October 18, 2023
Established in 2005, the EU Emissions Trading System (ETS) was created as a market-based mechanism to tackle greenhouse gas emissions within the European Union. Initially targeting energy-intensive sectors such as manufacturing and power generation, there has been recent developments to now include shipping.
In December 2022, a provisional agreement to extend the EU ETS to include shipping was made by political negotiators. This was adopted and finalized on May 16, 2023, and published in the Official Journal of the European Union, which communicates new laws and regulations adopted by EU institutions. Starting in 2024, the Emissions Trading System will encompass shipping activities within the European Economic Area (EEA). The EEA consists of all EU member states, Iceland, Liechtenstein, and Norway.
As a result of this, ship operators will be required to monitor and report their emissions and surrender allowances for every ton of CO2 they emit.
In an effort to combar climate change the inclusion of the shipping industry in the EU ETS is a significant milestone. The goal is to create financial incentives for reducing greenhouse gas emissions and promoting a transition to more sustainable methods in the industry. There will be a phased implementation of carbon pricing for shipping. In other words, shipping companies will be required to submit allowances equivalent to a portion of their emissions according to the following schedule:
Starting from January 1, 2026, the ETS regulations will expand to include emissions of two additional greenhouse gases: nitrous oxide and methane. Renewable fuels in the future are strongly encouraged. This phased in approach will gradually increase the carbon price per ton of CO2e for the shipping industry leading up to the year 2026.
Under the new law, carbon pricing in the EU ETS is determined based upon vessels rather than cargo. The law also has extraterritorial application alongside introducing carbon pricing for vessels traveling between EU countries. Therefore vessels that sail between an EU port and a non-EU port are also impacted and half of the emissions from the voyage will be subject to the EU ETS.
Shipping companies are obligated to purchase allowances for the following emissions:
As the extension of the ETS to maritime transport activities increases shipping costs, negotiators are concerned about the risk of evasion and transhipment activities moving outside the EU. To mitigate this, the law specifically targets non-EU ports near the EU with a high share of transhipment. For these ports, the ETS effectively extends the length of voyages to address concerns about carbon leakage.

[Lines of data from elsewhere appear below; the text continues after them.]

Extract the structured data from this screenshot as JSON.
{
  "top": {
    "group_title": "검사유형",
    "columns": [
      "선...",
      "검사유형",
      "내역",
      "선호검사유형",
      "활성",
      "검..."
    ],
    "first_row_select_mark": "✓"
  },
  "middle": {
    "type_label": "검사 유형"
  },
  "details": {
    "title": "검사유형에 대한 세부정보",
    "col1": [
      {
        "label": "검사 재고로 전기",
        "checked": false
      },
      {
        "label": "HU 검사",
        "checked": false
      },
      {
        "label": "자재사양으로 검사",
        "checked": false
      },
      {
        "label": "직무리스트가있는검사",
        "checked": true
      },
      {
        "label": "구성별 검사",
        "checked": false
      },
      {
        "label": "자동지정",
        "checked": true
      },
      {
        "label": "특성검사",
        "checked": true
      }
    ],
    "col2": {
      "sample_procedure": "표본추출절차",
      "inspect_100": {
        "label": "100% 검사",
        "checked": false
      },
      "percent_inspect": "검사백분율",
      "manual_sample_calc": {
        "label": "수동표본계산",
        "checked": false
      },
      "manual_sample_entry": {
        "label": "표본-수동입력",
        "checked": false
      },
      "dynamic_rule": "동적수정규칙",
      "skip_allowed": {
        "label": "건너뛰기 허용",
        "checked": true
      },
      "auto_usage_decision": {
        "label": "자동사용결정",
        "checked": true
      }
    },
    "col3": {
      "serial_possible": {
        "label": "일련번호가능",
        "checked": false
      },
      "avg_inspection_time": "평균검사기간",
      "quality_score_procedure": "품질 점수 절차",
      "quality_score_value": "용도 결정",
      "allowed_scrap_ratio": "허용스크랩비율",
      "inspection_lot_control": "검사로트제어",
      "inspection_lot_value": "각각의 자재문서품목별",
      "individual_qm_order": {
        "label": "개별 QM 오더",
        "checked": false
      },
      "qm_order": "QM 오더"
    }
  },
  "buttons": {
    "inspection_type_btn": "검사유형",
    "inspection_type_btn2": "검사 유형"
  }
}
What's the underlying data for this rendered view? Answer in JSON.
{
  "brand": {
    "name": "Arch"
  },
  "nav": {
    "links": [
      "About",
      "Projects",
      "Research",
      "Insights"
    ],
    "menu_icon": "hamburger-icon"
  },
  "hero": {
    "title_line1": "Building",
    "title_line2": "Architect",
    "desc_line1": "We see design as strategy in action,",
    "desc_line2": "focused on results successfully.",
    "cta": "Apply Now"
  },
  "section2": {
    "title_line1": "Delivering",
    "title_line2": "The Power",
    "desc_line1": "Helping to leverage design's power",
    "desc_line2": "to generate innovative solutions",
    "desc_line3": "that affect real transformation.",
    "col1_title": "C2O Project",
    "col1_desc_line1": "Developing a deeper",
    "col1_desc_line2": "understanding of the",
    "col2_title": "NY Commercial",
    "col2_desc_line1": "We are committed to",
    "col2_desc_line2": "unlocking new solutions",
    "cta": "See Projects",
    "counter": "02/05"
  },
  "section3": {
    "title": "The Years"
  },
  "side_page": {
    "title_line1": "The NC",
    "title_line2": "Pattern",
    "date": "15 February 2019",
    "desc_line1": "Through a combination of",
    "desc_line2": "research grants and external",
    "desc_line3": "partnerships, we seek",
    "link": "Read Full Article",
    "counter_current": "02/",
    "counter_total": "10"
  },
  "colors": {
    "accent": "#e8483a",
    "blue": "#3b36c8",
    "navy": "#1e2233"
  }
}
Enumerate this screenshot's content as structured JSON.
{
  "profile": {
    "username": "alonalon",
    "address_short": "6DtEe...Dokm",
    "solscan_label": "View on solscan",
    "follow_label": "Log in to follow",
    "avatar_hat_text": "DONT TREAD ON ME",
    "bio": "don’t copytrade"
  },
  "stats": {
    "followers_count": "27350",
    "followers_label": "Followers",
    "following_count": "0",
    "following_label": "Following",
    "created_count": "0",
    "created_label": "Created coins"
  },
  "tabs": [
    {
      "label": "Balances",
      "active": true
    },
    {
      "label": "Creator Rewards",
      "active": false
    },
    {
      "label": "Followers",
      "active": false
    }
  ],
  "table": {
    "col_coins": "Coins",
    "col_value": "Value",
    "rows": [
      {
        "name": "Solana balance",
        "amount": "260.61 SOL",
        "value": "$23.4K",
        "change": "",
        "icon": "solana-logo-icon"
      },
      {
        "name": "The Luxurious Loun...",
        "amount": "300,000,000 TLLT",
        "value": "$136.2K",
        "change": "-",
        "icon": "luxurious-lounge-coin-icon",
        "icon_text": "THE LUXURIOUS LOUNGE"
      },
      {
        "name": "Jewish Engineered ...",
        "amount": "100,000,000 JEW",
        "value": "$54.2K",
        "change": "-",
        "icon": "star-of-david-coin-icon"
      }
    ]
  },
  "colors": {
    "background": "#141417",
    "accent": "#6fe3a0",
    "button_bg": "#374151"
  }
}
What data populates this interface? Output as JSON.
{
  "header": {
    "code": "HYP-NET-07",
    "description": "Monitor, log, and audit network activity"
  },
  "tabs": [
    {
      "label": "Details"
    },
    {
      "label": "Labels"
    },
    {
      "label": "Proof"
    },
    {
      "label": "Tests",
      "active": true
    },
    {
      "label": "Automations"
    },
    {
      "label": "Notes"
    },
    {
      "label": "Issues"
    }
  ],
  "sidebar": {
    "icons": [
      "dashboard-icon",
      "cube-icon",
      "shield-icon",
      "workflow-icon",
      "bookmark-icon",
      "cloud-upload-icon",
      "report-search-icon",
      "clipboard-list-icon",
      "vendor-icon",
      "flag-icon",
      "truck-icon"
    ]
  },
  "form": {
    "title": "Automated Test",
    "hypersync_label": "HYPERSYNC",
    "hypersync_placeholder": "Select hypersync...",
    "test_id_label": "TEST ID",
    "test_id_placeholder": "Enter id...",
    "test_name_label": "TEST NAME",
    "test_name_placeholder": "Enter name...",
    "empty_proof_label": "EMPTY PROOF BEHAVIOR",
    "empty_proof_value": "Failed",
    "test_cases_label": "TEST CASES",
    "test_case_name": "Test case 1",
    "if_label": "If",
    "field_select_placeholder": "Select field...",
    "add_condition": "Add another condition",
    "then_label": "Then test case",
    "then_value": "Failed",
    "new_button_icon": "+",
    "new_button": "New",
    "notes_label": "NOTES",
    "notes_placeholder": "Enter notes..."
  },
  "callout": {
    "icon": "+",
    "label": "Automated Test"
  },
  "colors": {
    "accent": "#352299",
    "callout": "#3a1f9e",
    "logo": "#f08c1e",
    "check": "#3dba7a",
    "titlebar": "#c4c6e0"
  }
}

1 European Union Allowance (EUA) must be purchased and submitted to the EU each year for every 1 ton of reported CO2. This is applicable to all shipping companies who are responsible for buying EUAs. EUAs can be purchased on exchanges such as ICE, EEX and Nasdaq, and from the over-the-counter market.
EU ETS introduces carbon pricing for shipping from 2024. The phased implementation will see costs increased over time, the cost of compliance is expected to significant. A standalone surcharge known as ‘Emissions Surcharge’ will be applied to all bookings on any voyage that will be subject to the EU ETS.
Crane Worldwide Logistics will keep you informed about further development and detailed costs in the coming weeks.